FH – People are surprised that I do so much and want to carry things for me when I can handle it or ask “do you know how to do this?”
JB – People like us are trying to hype women up. Men would be nothing without women.
As Warrington locals, what does it mean to you to perform to a festival like RivFest2021?
JB – Absolutely massive. I personally knew Riv. I was mates with him in college so to play such an important festival like this is massive. I think to carry on the boys’ legacy is absolutely huge to the town but to the world as well. You’ve seen Coldplay play at Glastonbury. Coldplay are a worldwide phenomenon so anyone that likes Coldplay will have seen that set. To know that the Viola Beach boys were played on that platform which they were ultimately destined for anyway is massive and to sort of be here representing them is massive.
OT – Today is like a testament of what was such a tragic event has now inspired a whole generation. Since then, Warrington music has completely had a resurgence.
DT – It’s changed genres as well
OT – I genuinely think that without the things that the RivFest does, Warrington music wouldn’t be where it is now. People I’ve spoken to from Manchester and Liverpool who are in bands have said they wish their scene was as good as Warrington’s. We’ve played RivFest a couple years in a row and it’s always a cracking weekend.
JB – It’s not a college festival, it’s a full festival. Everything, all the equipment is top notch. You could be up there and feel like you’re playing Glastonbury. It’s the event that we look forward for in a year. I remember being in old bands and playing Warrington Music Festival and Warrington music scene was always very heavy and it’s completely flipped. It’s great to see.
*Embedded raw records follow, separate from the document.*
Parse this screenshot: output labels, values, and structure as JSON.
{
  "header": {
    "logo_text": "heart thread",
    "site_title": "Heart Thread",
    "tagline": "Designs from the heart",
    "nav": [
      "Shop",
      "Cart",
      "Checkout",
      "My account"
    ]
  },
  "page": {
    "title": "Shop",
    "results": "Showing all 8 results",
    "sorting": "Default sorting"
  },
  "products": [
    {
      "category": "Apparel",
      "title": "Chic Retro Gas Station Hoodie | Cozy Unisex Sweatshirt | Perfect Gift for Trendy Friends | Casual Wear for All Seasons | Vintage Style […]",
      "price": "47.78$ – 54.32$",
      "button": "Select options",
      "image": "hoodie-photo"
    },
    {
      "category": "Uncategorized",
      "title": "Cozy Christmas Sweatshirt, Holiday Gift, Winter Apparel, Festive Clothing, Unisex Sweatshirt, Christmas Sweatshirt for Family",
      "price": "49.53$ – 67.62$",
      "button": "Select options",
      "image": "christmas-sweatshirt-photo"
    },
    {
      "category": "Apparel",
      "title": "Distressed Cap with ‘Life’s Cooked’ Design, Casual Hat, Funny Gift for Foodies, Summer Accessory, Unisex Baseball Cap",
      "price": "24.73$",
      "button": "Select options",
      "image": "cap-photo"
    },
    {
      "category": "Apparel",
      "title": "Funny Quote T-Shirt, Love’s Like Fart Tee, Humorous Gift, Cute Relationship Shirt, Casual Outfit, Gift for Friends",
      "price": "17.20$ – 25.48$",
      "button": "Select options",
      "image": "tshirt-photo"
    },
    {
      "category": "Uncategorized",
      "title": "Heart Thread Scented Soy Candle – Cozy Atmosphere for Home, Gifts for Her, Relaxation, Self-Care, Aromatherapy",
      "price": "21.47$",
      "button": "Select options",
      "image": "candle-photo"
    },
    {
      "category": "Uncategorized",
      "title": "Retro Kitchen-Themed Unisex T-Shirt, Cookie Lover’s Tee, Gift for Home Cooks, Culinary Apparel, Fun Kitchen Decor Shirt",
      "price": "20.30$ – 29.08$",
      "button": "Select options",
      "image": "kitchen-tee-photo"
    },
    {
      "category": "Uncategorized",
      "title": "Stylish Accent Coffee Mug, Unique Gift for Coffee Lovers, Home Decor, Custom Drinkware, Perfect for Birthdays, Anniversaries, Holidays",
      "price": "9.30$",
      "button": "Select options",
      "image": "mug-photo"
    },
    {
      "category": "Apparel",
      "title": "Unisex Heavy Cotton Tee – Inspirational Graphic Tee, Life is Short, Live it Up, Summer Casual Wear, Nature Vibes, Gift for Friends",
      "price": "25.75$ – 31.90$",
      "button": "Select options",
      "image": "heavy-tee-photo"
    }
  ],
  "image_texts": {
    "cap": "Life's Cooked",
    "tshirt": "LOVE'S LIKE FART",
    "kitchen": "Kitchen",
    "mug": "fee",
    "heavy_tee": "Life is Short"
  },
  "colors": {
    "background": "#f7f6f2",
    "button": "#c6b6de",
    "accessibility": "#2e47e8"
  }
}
As you know, the River Reeves Foundation works to help disadvantaged young people pursue their ambitions in the creative industry, do you have any tips for the next generation?
JB – Have fun. We took ourselves a bit seriously in the past. You just need to let yourself go and have fun. Don’t be afraid of making mistakes because ultimately, it’s the mistakes that you make that make you get better.
And it seems the band have had a busy month since, performing at venues such as Night and Day in Manchester and EBGBs in Liverpool. Their next gig is Halton Festival in Widnes on 5th September supporting Syfta and after what I saw, you’re in for an incredible set.
Words by Dani Tomlinson